  1. VantagePt

    The advice sounds logical, unfortunately it’s often difficult to charm the computer that screens most applicants prior to speaking or meeting anyone with a heart beat. I’ve heard of programs that are sensitive to the usage of key words and may discriminate automatically. The usage of various resumes may also be cumbersome to maintain as many apply to many positions over the time they are searching to attain their next position. I’m not sure if there’s a “magic bullet” resume format that will improve your odds at that elusive interview. I think for many it’s more the ability to get past the computer to get to that one-on-one that’s the biggest challenge. Many job seekers would love the opportunity to be able to physically present their credentials beyond a digital document that’s more a summary then the whole story as to why they should be chosen.

  2. All good advice. At the end of the day, if the employer wants you, they will be in touch quickly and get you in as fast as they can, and if they don’t it is best to move on until you find the employer that is interested in you. Sometimes it takes a while and that’s just the way it goes out there on the road less traveled…

  3. I don’t think this approach to hiring is common in typical corporate America. My own experience and the comments section of this article back that up. The author requested comments from people that landed a job for which they didn’t quite fit. However, this article has been online for twenty months so far, and nobody has provided such comments. In theory, the article has some good ideas, but they rarely ever work in practice. I think a lot of hiring managers (and especially recruiters) need to see a resume that perfectly matches the skillset required for the job so they can ‘cover themselves’ in the event the candidate doesn’t work out.

    I do have one example of where I was hired for a job that my experience didn’t fit. Early in my career, shortly after obtaining my Masters degree, I landed a job in healthcare IT as a business systems analyst. I had previously worked as a quality engineer and a systems administrator, but had never worked with patient management and patient accounting systems. I was clearly not a perfect fit (if my experience was compared to the actual duties of the position). In my resume, I was very straightforward with my education and experience. I didn’t do anything special or clever with my resume to suddenly open the eyes of a hiring manager. The key to getting hired in this case was the intelligence of the hiring manager, their ability to trust their judgment, and the support of their upper management in using that approach. Both the hiring manager and his immediate manager were exactly the kind of people that “would rather hire a sharp, trainable candidate with the right attitude” – in fact, they almost used those exact words.
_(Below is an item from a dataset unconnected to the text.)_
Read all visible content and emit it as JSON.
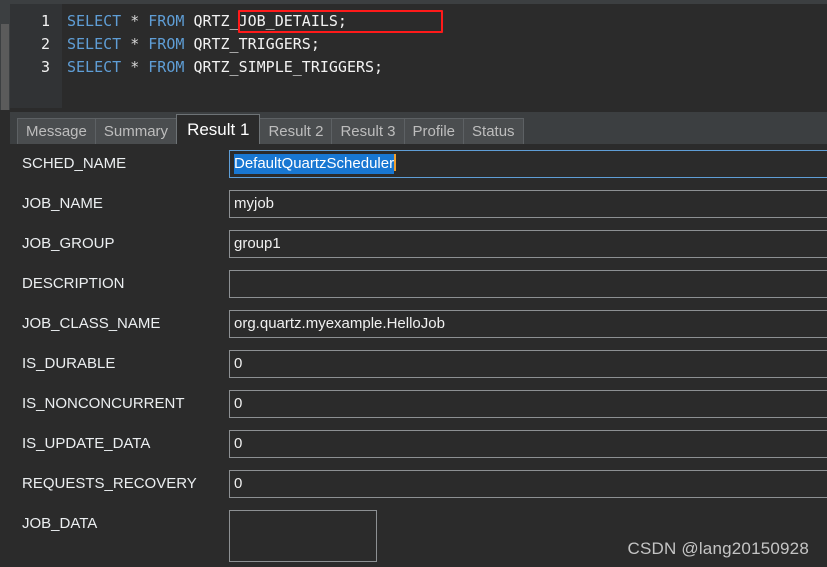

In that case, a candidate with the right attitude meant that I would bring a sense of urgency and eagerness that could *change* the culture of the team of analysts I was about to join – not that I would fit in perfectly with the existing culture.

    That happened fifteen years ago, and it hasn’t happened to me since then. I have held three jobs since then and have been looking for another job for six weeks now.

    Bottom line, I think there is very little a candidate can do if they’re not a perfect fit for all of the requirements, it’s really more about the hiring manager.